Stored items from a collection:

..............................

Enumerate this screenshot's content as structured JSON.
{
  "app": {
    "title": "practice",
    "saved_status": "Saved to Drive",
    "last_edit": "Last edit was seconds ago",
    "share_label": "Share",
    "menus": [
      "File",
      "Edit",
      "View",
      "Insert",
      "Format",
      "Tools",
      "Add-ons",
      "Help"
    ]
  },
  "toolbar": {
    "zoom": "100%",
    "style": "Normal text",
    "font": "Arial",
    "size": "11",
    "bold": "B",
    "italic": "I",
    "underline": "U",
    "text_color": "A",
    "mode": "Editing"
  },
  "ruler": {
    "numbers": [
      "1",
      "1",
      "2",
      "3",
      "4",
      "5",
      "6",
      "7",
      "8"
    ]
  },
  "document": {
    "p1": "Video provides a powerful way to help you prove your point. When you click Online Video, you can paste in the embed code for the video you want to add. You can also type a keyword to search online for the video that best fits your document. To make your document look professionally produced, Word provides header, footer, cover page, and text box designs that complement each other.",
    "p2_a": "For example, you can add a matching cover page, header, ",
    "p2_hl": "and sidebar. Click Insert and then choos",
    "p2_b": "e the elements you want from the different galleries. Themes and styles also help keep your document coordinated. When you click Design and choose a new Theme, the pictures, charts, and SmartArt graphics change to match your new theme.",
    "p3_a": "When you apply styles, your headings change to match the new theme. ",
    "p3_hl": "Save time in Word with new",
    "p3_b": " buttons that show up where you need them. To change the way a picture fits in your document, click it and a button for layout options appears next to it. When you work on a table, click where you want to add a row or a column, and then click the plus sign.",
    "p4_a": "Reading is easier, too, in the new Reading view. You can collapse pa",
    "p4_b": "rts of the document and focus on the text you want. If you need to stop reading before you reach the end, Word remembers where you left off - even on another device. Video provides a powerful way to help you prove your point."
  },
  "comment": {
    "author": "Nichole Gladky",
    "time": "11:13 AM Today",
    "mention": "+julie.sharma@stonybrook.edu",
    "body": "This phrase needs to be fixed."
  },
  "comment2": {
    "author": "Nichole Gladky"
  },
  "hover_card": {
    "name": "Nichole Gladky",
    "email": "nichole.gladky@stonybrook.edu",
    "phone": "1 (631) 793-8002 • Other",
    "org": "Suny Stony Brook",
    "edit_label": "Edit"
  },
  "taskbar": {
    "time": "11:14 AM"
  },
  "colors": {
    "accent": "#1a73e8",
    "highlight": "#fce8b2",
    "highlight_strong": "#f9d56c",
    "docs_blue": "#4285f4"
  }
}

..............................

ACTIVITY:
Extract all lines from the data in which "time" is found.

EXERCISE RESPONSE:
    "p3_hl": "Save time in Word with new",
    "time": "11:13 AM Today",
    "time": "11:14 AM"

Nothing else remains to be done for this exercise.